MIT Technology review magazine named a 32 yrs old Ethiopian scientist Dr. Solomon Assefa inventor of the year under 35 among other 35 inventors selected by the magazine.
According to the MIT magazine Solomon Assefa selected for his invention of chips that communicate with pulses of light instead of electrical signals could lead to computers that are more power-efficient than today’s best machines and up to 1,000 times as fast. IBM researcher Solomon Assefa has brought this prospect a critical step closer.
Assefa has developed a new way to make a photodetector, a very sensitive device that amplifies optical signals and converts them into electrical signals that can be shuttled around in a microprocessor. Ordinarily, photodetectors are made using a process called chemical vapor deposition. But sticking with this process for chip-to-chip connections would make microprocessor manufacturing prohibitively expensive. Instead, Assefa seeds germanium onto a silicon wafer, and then melts it to achieve the regular crystal structure that makes for a good photodetector material.
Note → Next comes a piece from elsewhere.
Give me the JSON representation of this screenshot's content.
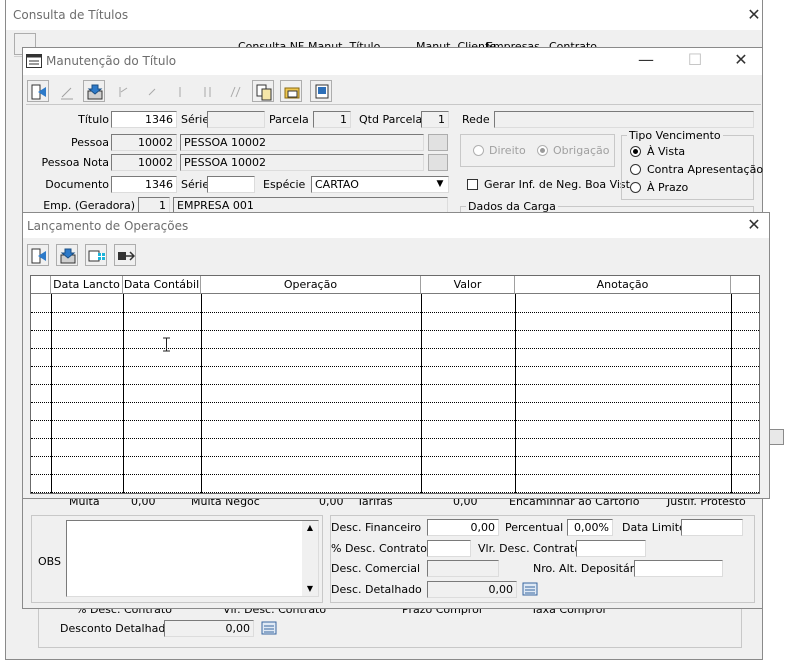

He has also determined when in the chip manufacturing process the photodetector should be added in order to get the best performance possible without degrading the surrounding electronics.
Assefa can demonstrate the performance of his photodetector in the lab. But before a chip incorporating his creation can be commercialized, he will have to figure out how all the rest of its elements can be integrated efficiently. Making today’s integrated circuits requires hundreds of steps and dozens of lithographic masks, the stencils used to pattern features on chips. “We don’t want to change any of these processes or it really increases the costs,” he says.
The report of this work, entitled “Reinventing Germanium Avalanche Photodetector for Nanophotonic On-chip Optical Interconnects,” by Solomon Assefa, Fengnian Xia, and Yurii Vlasov of IBM’s T.J. Watson Research Center in Yorktown Heights, N.Y. is published in the March 2010 issue of the scientific journal Nature.
About Solomon Assefa
Dr. Solomon Assefa joined the IBM Thomas J. Watson Research Center in 2004. His research interests include Si nanophotonics integration with CMOS for optical communications, ultra-compact and highly efficient photodetectors, avalanche amplification, slow-light engineering for buffering application, low-power optical switches, and electrically-activated photonic-crystal devices for low-power switches/modulators and novel applications including biosensing. He has also explored magnetic random access memory (MRAM) and spin-torque memory device integration.
He received a B.S. degree in physics, as well as B.S. and M.S. degrees in electrical engineering and computer science (EECS) in 2001 from MIT. Then, he received a Ph.D. degree from MIT in June 2004 for his research on novel passive and active photonic-crystal devices on III–V and Si-based platforms. He was born in Addis Ababa, Ethiopia.